Under section 307(b)(1) of the Clean Air Act, petitions for judicial review of this action must be filed in the United States Court of Appeals for the appropriate circuit by April 22, 2002. Filing a petition for reconsideration by the Administrator of this final rule does not affect the finality of this rule for the purposes of judicial review nor does it extend the time within which a petition for judicial review may be filed, and shall not postpone the effectiveness of such rule or action.
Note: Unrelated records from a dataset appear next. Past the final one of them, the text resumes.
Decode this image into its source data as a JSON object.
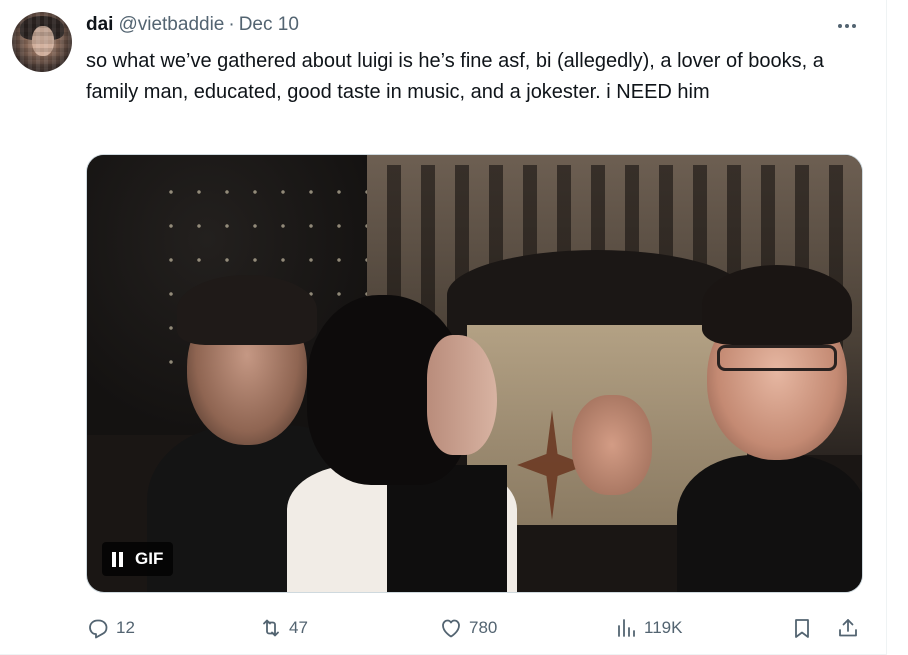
{
  "tweet": {
    "author_name": "dai",
    "handle": "@vietbaddie",
    "separator": "·",
    "date": "Dec 10",
    "text": "so what we’ve gathered about luigi is he’s fine asf, bi (allegedly), a lover of books, a family man, educated, good taste in music, and a jokester. i NEED him"
  },
  "media": {
    "badge_label": "GIF",
    "playback_icon": "pause-icon"
  },
  "actions": {
    "reply_count": "12",
    "retweet_count": "47",
    "like_count": "780",
    "views_count": "119K"
  },
  "icons": {
    "more": "more-icon",
    "reply": "reply-icon",
    "retweet": "retweet-icon",
    "like": "heart-icon",
    "views": "views-icon",
    "bookmark": "bookmark-icon",
    "share": "share-icon"
  },
  "colors": {
    "text_primary": "#0f1419",
    "text_secondary": "#536471",
    "border": "#eff3f4"
  }
}
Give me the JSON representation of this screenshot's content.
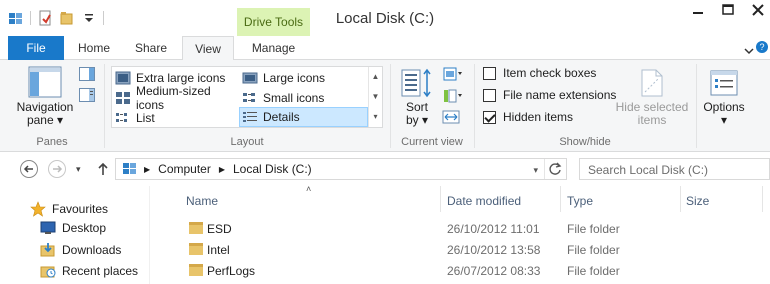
{
  "window": {
    "title": "Local Disk (C:)",
    "contextual_tab": "Drive Tools"
  },
  "tabs": [
    {
      "label": "File"
    },
    {
      "label": "Home"
    },
    {
      "label": "Share"
    },
    {
      "label": "View"
    },
    {
      "label": "Manage"
    }
  ],
  "help_label": "?",
  "ribbon": {
    "panes": {
      "navigation_pane": "Navigation",
      "navigation_pane_line2": "pane",
      "group_label": "Panes"
    },
    "layout": {
      "items": [
        {
          "label": "Extra large icons"
        },
        {
          "label": "Large icons"
        },
        {
          "label": "Medium-sized icons"
        },
        {
          "label": "Small icons"
        },
        {
          "label": "List"
        },
        {
          "label": "Details",
          "selected": true
        }
      ],
      "group_label": "Layout"
    },
    "current_view": {
      "sort_by": "Sort",
      "sort_by_line2": "by",
      "group_label": "Current view"
    },
    "show_hide": {
      "item_check_boxes": {
        "label": "Item check boxes",
        "checked": false
      },
      "file_name_extensions": {
        "label": "File name extensions",
        "checked": false
      },
      "hidden_items": {
        "label": "Hidden items",
        "checked": true
      },
      "hide_selected_items": "Hide selected",
      "hide_selected_items_line2": "items",
      "group_label": "Show/hide"
    },
    "options": {
      "label": "Options"
    }
  },
  "address_bar": {
    "segments": [
      "Computer",
      "Local Disk (C:)"
    ],
    "search_placeholder": "Search Local Disk (C:)"
  },
  "nav_pane": {
    "items": [
      {
        "label": "Favourites",
        "icon": "star-icon"
      },
      {
        "label": "Desktop",
        "icon": "desktop-icon"
      },
      {
        "label": "Downloads",
        "icon": "downloads-icon"
      },
      {
        "label": "Recent places",
        "icon": "recent-places-icon"
      }
    ]
  },
  "file_list": {
    "columns": [
      "Name",
      "Date modified",
      "Type",
      "Size"
    ],
    "rows": [
      {
        "name": "ESD",
        "date": "26/10/2012 11:01",
        "type": "File folder",
        "size": ""
      },
      {
        "name": "Intel",
        "date": "26/10/2012 13:58",
        "type": "File folder",
        "size": ""
      },
      {
        "name": "PerfLogs",
        "date": "26/07/2012 08:33",
        "type": "File folder",
        "size": ""
      }
    ]
  },
  "colors": {
    "file_tab": "#1979ca",
    "contextual_tab": "#dcf3b4",
    "selection": "#cce8ff",
    "column_header_text": "#4c607a"
  }
}
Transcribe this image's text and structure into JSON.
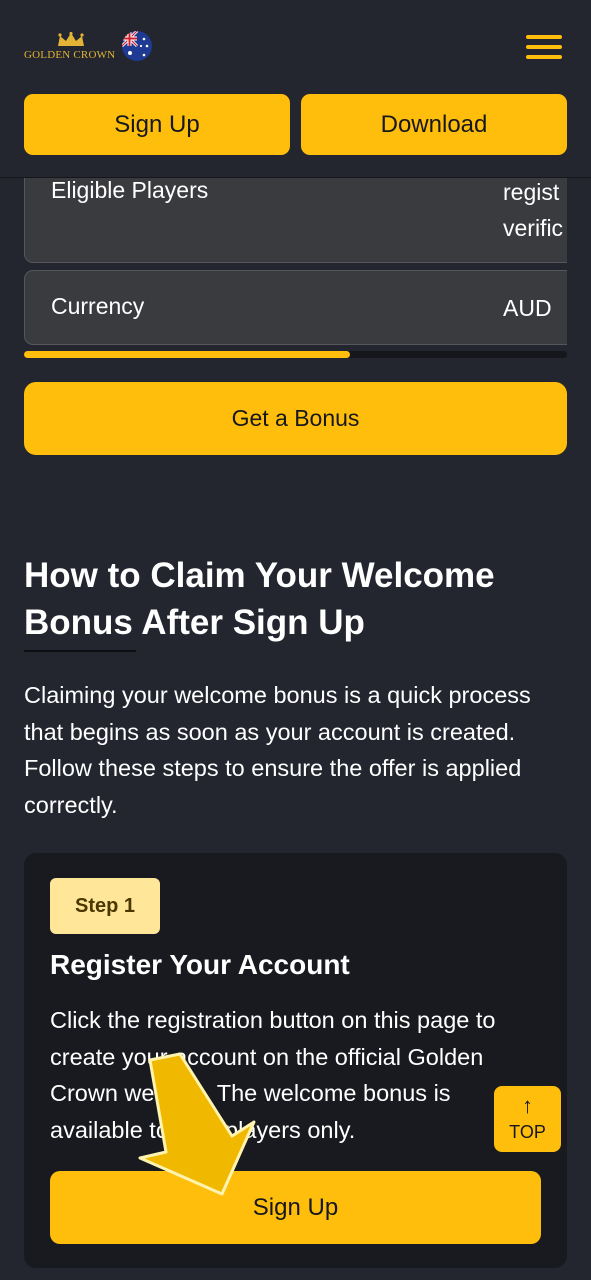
{
  "header": {
    "logo_text": "GOLDEN CROWN",
    "flag_icon": "australia-flag-icon",
    "menu_icon": "hamburger-menu-icon",
    "signup_label": "Sign Up",
    "download_label": "Download"
  },
  "table": {
    "rows": [
      {
        "key": "Eligible Players",
        "value_lines": [
          "regist",
          "verific"
        ]
      },
      {
        "key": "Currency",
        "value": "AUD"
      }
    ],
    "scroll_progress": 0.6
  },
  "bonus_button_label": "Get a Bonus",
  "section": {
    "title": "How to Claim Your Welcome Bonus After Sign Up",
    "intro": "Claiming your welcome bonus is a quick process that begins as soon as your account is created. Follow these steps to ensure the offer is applied correctly."
  },
  "step": {
    "badge": "Step 1",
    "title": "Register Your Account",
    "text": "Click the registration button on this page to create your account on the official Golden Crown website. The welcome bonus is available to new players only.",
    "button_label": "Sign Up"
  },
  "top_button": {
    "icon": "arrow-up-icon",
    "label": "TOP"
  },
  "colors": {
    "accent": "#ffbe0b",
    "background": "#23262f",
    "card": "#191a1f",
    "badge": "#ffe699"
  }
}
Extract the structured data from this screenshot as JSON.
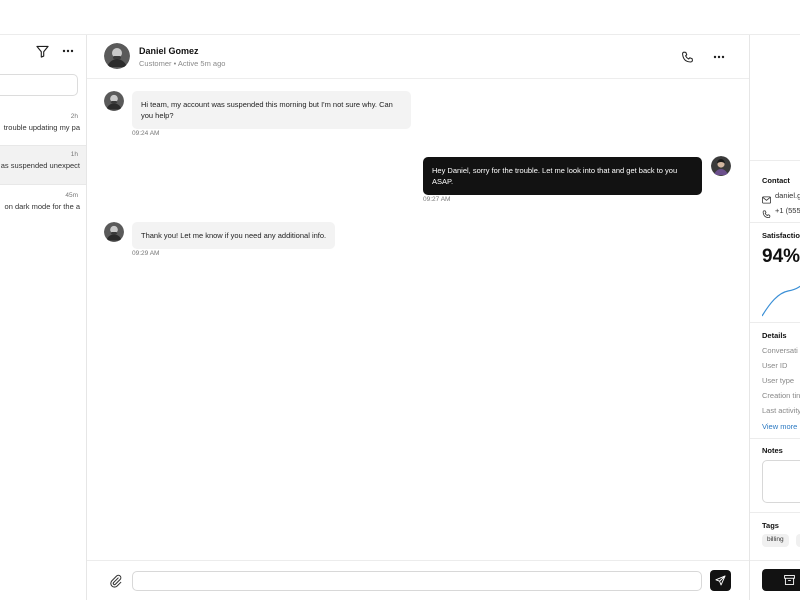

This action may not be challenged later in proceedings to enforce its requirements. (See section 307(b)(2).)Start List of Subjects
List of Subjects in 40 CFR Part 52
- Environmental protection
- Air pollution control
- Carbon monoxide
- Incorporation by reference
- Intergovernmental relations
- Nitrogen dioxide
- Particulate matter
- Reporting and recordkeeping requirements
- Sulfur oxides
Dated: January 29, 2002.
Jack W. McGraw,
Acting Regional Administrator, Region 8.
40 CFR part 52 is amended as follows:End Amendment Part Start Part
PART 52—[AMENDED]End Part Start Amendment Part
1. The authority citation for Part 52 continues to read as follows:End Amendment Part
Subpart TT-UtahStart Amendment Part
2. Section 52.2320 is amended by adding paragraph (c)(46 ) to read as follows:End Amendment Part
(c) * * *
(46) On April 19, 2000, the Governor of Utah submitted revisions to the State's Air Conservation Regulations to update the definitions for “significant” and “volatile organic compound” to be in agreement with the federal definitions found at 40 CFR 51.166(23)(i) and 40 CFR 51.100(s)(1), July 1, 1998, respectively.
(i) Incorporation by reference.
(A) Utah Air Conservation Regulations section R307-101-2, definitions of “significant” and “volatile organic compound” (VOC), effective April 8, 1999.
[FR Doc. 02-4066 Filed 2-20-02; 8:45 am]
BILLING CODE 6560-50-P